*** Opening of Given information ***

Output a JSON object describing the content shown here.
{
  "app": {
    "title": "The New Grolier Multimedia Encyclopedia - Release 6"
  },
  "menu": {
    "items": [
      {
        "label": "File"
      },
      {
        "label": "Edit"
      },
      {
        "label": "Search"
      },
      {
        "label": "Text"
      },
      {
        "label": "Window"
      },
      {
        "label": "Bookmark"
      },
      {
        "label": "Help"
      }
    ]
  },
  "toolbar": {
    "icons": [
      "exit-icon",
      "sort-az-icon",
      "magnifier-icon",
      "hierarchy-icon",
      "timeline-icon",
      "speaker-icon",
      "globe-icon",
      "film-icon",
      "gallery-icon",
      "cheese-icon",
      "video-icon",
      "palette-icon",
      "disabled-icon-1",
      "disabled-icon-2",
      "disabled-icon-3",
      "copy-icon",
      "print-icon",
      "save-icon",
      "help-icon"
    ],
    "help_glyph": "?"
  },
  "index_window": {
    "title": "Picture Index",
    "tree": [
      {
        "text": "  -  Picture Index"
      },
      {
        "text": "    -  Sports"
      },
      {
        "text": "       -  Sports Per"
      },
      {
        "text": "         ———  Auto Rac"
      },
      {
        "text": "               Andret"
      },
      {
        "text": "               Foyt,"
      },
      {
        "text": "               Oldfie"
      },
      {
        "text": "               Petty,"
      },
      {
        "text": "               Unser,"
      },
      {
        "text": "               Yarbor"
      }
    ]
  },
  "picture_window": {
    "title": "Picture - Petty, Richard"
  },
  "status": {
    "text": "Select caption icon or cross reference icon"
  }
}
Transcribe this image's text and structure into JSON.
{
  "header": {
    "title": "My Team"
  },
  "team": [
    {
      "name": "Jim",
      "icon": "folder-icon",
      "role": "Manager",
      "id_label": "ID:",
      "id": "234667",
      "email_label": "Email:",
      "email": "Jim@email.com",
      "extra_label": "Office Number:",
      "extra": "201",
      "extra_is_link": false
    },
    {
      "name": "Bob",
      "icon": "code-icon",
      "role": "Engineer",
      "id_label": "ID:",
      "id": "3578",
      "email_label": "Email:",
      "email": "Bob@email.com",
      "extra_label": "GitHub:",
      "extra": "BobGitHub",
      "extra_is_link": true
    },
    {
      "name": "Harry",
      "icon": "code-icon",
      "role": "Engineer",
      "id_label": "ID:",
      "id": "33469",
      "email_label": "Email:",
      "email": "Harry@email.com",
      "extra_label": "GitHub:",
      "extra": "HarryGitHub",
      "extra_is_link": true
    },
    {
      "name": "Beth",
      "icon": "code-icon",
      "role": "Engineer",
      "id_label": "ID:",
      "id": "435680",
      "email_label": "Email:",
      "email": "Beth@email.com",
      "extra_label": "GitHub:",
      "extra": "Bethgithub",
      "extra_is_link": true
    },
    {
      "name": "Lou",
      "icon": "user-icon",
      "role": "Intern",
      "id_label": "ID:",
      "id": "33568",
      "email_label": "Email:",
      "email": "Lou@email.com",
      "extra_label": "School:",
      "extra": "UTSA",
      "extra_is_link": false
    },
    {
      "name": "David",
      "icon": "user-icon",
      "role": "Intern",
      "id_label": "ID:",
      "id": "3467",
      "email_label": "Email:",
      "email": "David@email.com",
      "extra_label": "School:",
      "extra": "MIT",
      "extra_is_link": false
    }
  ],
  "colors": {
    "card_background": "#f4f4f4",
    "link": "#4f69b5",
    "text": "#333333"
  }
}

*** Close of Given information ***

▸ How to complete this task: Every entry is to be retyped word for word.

▸ Solution to the problem:
Output a JSON object describing the content shown here.
{
  "app": {
    "title": "The New Grolier Multimedia Encyclopedia - Release 6"
  },
  "menu": {
    "items": [
      {
        "label": "File"
      },
      {
        "label": "Edit"
      },
      {
        "label": "Search"
      },
      {
        "label": "Text"
      },
      {
        "label": "Window"
      },
      {
        "label": "Bookmark"
      },
      {
        "label": "Help"
      }
    ]
  },
  "toolbar": {
    "icons": [
      "exit-icon",
      "sort-az-icon",
      "magnifier-icon",
      "hierarchy-icon",
      "timeline-icon",
      "speaker-icon",
      "globe-icon",
      "film-icon",
      "gallery-icon",
      "cheese-icon",
      "video-icon",
      "palette-icon",
      "disabled-icon-1",
      "disabled-icon-2",
      "disabled-icon-3",
      "copy-icon",
      "print-icon",
      "save-icon",
      "help-icon"
    ],
    "help_glyph": "?"
  },
  "index_window": {
    "title": "Picture Index",
    "tree": [
      {
        "text": "  -  Picture Index"
      },
      {
        "text": "    -  Sports"
      },
      {
        "text": "       -  Sports Per"
      },
      {
        "text": "         ———  Auto Rac"
      },
      {
        "text": "               Andret"
      },
      {
        "text": "               Foyt,"
      },
      {
        "text": "               Oldfie"
      },
      {
        "text": "               Petty,"
      },
      {
        "text": "               Unser,"
      },
      {
        "text": "               Yarbor"
      }
    ]
  },
  "picture_window": {
    "title": "Picture - Petty, Richard"
  },
  "status": {
    "text": "Select caption icon or cross reference icon"
  }
}
Transcribe this image's text and structure into JSON.
{
  "header": {
    "title": "My Team"
  },
  "team": [
    {
      "name": "Jim",
      "icon": "folder-icon",
      "role": "Manager",
      "id_label": "ID:",
      "id": "234667",
      "email_label": "Email:",
      "email": "Jim@email.com",
      "extra_label": "Office Number:",
      "extra": "201",
      "extra_is_link": false
    },
    {
      "name": "Bob",
      "icon": "code-icon",
      "role": "Engineer",
      "id_label": "ID:",
      "id": "3578",
      "email_label": "Email:",
      "email": "Bob@email.com",
      "extra_label": "GitHub:",
      "extra": "BobGitHub",
      "extra_is_link": true
    },
    {
      "name": "Harry",
      "icon": "code-icon",
      "role": "Engineer",
      "id_label": "ID:",
      "id": "33469",
      "email_label": "Email:",
      "email": "Harry@email.com",
      "extra_label": "GitHub:",
      "extra": "HarryGitHub",
      "extra_is_link": true
    },
    {
      "name": "Beth",
      "icon": "code-icon",
      "role": "Engineer",
      "id_label": "ID:",
      "id": "435680",
      "email_label": "Email:",
      "email": "Beth@email.com",
      "extra_label": "GitHub:",
      "extra": "Bethgithub",
      "extra_is_link": true
    },
    {
      "name": "Lou",
      "icon": "user-icon",
      "role": "Intern",
      "id_label": "ID:",
      "id": "33568",
      "email_label": "Email:",
      "email": "Lou@email.com",
      "extra_label": "School:",
      "extra": "UTSA",
      "extra_is_link": false
    },
    {
      "name": "David",
      "icon": "user-icon",
      "role": "Intern",
      "id_label": "ID:",
      "id": "3467",
      "email_label": "Email:",
      "email": "David@email.com",
      "extra_label": "School:",
      "extra": "MIT",
      "extra_is_link": false
    }
  ],
  "colors": {
    "card_background": "#f4f4f4",
    "link": "#4f69b5",
    "text": "#333333"
  }
}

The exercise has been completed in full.